Chum salmon returns this year have been dismal in much of Puget Sound.
“This season may be going down as the worst harvest of chum on record for Squaxin,” said Joe Peters, Squaxin Island tribal natural resources policy representative.
Chum sport and tribal fishing were shut down in South Sound after test fisheries found far fewer fish than forecast.
The state and tribal co-managers conduct an annual chum test fishery at Apple Cove Point near Kingston. It’s a real-time check of the size of the run, used to adjust harvest quotas for chum throughout South Puget Sound.
The preliminary forecast for chum was 555,000, but the test fishery results were so poor, the forecast was revised to 243,000.
“These returns are the worst in 20 years, and we don’t have a real culprit identified,” said Bill Patton, Northwest Indian Fisheries Commission South Sound biologist. “Returns were supposed to be decent.”
The Squaxin Island Tribe’s surveys showed that Totten Inlet, where Kennedy Creek is a major chum stream, will make escapement – the number of fish needed to sustain the run – but Eld Inlet is still between 40 to 60 percent of what it needs.
“It’s been beyond depressing,” said Mike Huff, Suquamish Tribe’s hatchery manager.
The tribe’s Grovers Creek Hatchery had a total of 720 chum adults return, with an egg take of 419,000.
“Normally we have about 2,000 chum salmon to spawn and get 2.5 million eggs into our hatchery, but this is the lowest we’ve ever had,” he said.
Hood Canal’s preseason forecast was reduced by 23 percent over the commercial fishing season, said Abigail Welch, Port Gamble S’Klallam Tribe’s fisheries biologist.
Welch suspects the 2015 warm ocean conditions are in part to blame. The tribe released nearly 1.3 million fry in 2015 – the largest number in seven years – hoping for a fruitful return in 2019, she said. Only 500 chum returned to the tribe’s Point Julia Hatchery in Port Gamble Bay. On average, more than 4,000 fish return to the bay.
The tribe’s fishermen had minimal fishing effort due to the low returns. In October, 344 chum were harvested. Nobody fished the bay in November.
In South Hood Canal, only 246 fish returned to the Skokomish Tribe’s Enatai Hatchery, with 637,000 eggs taken for spawning, said Robert Blankenship, the tribe’s hatchery manager. The tribe normally spawns 2,500 fish for 3.5 million eggs, based on average fecundity of 2,800 eggs per female.
Tulalip Tribes’ salmon enhancement biologist Mike Crewson says that climate change is having an impact on fish in both marine and fresh water. Tulalip’s Bernie “Kai Kai” Gobin hatchery had its lowest egg take ever.
“This year’s hatchery chum run and egg take is about 90 percent below average and 95 percent below what we’ve seen in a good year,” he said. “The run is close to 80 percent males, which further limits the number of eggs we can produce.”
Skagit River Chum Haven’t Been Fished for a Decade

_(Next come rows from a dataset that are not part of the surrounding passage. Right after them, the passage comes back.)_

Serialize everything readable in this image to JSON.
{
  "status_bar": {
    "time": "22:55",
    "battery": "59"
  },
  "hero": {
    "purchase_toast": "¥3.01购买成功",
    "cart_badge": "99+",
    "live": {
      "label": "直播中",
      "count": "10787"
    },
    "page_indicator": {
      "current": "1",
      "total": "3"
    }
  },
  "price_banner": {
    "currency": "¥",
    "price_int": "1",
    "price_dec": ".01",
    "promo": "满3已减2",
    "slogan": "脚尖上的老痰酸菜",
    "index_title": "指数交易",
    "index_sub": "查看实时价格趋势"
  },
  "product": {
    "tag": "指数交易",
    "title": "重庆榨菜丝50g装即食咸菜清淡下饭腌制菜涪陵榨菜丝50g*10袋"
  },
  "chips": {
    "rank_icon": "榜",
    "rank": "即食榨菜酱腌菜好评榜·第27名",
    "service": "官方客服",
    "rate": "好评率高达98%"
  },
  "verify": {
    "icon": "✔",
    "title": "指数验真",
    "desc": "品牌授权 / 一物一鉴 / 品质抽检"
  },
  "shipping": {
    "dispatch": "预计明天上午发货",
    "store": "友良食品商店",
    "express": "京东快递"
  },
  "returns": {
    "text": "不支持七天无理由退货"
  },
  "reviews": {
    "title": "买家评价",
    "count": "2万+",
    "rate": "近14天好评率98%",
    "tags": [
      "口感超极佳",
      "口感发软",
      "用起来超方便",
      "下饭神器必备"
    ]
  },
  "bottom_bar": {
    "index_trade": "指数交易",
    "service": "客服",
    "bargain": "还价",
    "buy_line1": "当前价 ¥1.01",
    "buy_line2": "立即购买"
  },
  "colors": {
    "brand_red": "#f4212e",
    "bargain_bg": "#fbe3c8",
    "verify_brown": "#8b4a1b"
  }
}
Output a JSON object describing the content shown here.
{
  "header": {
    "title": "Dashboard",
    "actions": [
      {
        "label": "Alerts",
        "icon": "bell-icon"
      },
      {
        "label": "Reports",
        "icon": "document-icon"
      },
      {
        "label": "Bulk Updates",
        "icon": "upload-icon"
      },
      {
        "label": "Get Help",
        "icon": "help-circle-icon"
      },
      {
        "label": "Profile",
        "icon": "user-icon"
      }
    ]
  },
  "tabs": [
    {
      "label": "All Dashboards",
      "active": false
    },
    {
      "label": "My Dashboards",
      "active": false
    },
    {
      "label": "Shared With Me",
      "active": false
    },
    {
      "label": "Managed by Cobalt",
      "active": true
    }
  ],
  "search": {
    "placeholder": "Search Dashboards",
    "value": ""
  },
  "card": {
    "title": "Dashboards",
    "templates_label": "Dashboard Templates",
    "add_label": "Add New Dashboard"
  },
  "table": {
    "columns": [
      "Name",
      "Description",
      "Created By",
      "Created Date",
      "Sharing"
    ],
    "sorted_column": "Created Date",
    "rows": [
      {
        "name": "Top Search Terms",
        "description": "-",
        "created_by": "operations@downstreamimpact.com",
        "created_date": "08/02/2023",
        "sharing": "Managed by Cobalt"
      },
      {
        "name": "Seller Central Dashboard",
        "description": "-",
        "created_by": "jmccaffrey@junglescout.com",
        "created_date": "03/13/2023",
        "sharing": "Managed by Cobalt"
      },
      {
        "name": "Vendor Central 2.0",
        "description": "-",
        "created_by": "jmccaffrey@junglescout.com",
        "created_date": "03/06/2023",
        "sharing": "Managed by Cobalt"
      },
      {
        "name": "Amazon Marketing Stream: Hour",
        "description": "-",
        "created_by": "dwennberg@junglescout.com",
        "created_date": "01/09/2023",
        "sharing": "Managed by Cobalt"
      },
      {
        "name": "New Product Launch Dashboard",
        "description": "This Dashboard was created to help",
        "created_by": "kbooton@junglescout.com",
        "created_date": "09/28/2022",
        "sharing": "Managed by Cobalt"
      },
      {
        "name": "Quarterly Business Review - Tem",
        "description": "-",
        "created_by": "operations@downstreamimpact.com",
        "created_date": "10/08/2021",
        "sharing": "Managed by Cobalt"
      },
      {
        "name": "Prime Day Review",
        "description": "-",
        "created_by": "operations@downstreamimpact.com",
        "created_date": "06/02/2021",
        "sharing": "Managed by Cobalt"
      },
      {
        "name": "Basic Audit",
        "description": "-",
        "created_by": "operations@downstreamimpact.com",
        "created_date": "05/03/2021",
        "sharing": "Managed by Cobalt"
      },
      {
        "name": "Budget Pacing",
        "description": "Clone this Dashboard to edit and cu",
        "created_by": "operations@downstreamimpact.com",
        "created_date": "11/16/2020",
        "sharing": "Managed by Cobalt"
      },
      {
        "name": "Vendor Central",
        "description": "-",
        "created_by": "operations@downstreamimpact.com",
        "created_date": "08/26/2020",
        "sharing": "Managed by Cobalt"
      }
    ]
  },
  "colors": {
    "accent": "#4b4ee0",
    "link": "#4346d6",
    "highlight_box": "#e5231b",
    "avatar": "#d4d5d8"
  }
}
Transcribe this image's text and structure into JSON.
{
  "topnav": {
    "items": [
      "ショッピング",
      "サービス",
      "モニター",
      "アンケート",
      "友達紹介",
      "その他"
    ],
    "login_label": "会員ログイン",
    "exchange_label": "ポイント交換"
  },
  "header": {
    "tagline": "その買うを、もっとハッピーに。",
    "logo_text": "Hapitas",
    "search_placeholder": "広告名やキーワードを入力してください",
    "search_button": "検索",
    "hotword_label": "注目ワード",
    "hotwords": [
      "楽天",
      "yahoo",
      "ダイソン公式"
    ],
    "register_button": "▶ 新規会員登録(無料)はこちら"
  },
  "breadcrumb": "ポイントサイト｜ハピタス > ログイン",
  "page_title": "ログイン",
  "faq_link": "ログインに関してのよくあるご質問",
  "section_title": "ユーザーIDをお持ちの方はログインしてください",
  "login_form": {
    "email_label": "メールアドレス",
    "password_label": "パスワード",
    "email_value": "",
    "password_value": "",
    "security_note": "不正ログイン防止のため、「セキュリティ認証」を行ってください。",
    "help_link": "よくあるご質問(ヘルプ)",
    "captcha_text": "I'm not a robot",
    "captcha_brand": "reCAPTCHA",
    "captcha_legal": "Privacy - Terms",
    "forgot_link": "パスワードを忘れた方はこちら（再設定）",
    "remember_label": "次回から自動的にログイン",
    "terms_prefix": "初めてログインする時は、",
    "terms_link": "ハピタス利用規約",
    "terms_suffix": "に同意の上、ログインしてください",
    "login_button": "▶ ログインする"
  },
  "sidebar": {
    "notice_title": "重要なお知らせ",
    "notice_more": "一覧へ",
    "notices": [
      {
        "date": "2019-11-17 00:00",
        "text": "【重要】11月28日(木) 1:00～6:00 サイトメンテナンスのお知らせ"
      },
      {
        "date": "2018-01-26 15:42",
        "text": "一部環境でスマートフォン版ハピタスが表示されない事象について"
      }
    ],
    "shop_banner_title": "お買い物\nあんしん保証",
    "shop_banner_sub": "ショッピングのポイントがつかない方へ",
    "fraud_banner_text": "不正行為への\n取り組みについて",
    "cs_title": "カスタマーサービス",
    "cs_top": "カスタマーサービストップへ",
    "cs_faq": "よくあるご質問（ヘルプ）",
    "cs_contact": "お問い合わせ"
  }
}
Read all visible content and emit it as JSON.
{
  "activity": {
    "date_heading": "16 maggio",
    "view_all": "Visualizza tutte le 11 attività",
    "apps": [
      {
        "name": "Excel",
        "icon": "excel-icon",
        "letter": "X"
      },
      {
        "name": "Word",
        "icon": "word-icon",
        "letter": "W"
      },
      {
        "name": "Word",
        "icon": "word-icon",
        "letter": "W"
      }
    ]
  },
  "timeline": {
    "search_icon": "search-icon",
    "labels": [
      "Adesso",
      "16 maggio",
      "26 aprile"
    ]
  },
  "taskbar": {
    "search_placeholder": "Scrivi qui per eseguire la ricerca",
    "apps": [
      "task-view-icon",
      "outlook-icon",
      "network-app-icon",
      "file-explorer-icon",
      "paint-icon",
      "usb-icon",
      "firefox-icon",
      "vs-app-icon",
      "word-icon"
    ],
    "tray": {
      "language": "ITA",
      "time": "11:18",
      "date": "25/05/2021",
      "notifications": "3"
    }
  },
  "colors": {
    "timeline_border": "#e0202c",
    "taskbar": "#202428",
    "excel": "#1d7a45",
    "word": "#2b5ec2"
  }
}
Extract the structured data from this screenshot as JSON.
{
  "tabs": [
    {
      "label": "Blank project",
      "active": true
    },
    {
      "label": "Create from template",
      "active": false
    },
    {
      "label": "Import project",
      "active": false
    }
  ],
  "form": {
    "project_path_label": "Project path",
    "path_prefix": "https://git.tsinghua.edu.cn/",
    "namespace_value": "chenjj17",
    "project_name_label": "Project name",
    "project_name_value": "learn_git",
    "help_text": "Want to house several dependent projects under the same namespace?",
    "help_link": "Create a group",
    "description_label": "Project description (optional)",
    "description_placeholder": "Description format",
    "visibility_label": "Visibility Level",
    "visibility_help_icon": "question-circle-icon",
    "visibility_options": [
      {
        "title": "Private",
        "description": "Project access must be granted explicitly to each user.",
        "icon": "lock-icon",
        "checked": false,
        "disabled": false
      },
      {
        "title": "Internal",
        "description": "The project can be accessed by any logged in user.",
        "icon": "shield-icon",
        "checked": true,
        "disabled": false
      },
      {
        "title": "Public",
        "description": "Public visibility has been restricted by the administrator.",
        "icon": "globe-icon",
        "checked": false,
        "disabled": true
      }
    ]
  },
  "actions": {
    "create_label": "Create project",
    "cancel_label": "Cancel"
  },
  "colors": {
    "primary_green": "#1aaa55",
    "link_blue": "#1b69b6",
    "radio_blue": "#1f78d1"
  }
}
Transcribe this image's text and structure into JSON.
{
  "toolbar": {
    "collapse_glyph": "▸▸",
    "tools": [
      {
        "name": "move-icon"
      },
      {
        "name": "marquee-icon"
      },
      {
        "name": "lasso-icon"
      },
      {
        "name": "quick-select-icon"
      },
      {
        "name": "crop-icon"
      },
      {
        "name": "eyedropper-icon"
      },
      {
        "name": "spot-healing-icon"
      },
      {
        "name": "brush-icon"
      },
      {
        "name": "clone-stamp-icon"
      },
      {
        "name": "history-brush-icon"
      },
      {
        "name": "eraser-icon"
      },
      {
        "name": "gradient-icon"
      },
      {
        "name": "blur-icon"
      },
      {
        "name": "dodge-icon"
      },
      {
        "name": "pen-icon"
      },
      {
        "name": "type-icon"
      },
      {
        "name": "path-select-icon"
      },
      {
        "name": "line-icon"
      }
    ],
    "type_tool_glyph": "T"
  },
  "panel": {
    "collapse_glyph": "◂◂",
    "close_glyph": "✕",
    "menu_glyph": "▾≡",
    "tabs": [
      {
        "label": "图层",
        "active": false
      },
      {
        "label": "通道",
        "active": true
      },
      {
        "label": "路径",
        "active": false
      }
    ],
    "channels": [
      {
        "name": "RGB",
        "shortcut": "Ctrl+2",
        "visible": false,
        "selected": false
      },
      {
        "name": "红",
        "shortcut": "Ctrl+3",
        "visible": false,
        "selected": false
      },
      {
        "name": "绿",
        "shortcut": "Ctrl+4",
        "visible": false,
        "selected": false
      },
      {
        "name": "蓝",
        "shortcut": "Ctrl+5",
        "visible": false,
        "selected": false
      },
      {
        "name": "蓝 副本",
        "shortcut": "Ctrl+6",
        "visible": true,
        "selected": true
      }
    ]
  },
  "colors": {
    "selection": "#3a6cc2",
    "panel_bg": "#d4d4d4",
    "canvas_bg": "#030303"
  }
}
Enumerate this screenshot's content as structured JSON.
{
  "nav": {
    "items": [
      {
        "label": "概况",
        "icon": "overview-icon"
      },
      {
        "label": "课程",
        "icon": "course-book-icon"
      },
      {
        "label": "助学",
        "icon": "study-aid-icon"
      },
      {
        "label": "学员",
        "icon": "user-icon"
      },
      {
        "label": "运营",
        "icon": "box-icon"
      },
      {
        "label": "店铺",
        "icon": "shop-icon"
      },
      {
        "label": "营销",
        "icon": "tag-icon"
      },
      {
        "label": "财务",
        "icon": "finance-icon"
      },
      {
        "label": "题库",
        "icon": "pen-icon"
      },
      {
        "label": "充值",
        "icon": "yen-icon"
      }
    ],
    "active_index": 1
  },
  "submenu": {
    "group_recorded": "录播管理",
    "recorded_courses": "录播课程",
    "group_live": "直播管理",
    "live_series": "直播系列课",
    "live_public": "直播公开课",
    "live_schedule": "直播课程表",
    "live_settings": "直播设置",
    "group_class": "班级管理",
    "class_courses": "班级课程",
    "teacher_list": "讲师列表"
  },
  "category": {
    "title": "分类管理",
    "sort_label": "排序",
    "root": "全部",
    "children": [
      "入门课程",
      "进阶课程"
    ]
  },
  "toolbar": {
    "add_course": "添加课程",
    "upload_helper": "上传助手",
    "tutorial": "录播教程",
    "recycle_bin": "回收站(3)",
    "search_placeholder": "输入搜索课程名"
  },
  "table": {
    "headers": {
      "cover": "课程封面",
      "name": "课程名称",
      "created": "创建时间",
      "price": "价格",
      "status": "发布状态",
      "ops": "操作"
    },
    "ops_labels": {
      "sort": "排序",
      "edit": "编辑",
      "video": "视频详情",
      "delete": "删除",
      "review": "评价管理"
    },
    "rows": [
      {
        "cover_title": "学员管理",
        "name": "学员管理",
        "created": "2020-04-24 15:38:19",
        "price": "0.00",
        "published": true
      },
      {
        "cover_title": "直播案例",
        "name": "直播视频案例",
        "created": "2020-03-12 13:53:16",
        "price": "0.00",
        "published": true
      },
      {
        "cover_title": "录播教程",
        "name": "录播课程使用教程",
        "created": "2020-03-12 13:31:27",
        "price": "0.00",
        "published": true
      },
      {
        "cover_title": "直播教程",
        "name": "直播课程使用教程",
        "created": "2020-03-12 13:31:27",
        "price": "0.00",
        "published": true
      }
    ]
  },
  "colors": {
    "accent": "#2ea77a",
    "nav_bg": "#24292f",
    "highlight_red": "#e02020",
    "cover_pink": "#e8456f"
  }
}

Skagit River fisheries managers have been alarmed by small chum returns for a decade.
“We’ve been scratching our heads about why the chum aren’t coming back,” said Scott Schuyler, Upper Skagit Tribe’s natural resources director. “When we tried to broodstock for our hatchery program during the week that should have been the peak return, we caught two fish. In the nineties, we had a quarter of a million fish return.”
Chum used to be one of the staples for the Upper Skagit Tribe, Schuyler added.
“It’s how we survived through the winter. We haven’t had a chum fishery since 2007 and that was a bust.”
The Sauk-Suiattle Tribe has been developing a hatchery chum supplementation program on the Sauk River, a tributary to the Skagit, for the past few years. In 2017, the tribe’s natural resources department released 20,000 fry, which should return as adults in fall 2020.
While the goal is to collect 50 male and 50 female adults to spawn, Sauk-Suiattle hatchery staff collected 14 of each, providing 34,000 eggs. The eggs will be incubated to eyed stage at the Marblemount Hatchery on the Skagit River and then raised in remote site incubators on a tributary to the Sauk.
“In 2008, returns in the Skagit dropped to the worst level historically,” said Grant Kirby, Sauk-Suiattle fisheries biologist. “The Sauk population is the smallest of the sub-populations in the Skagit River system.”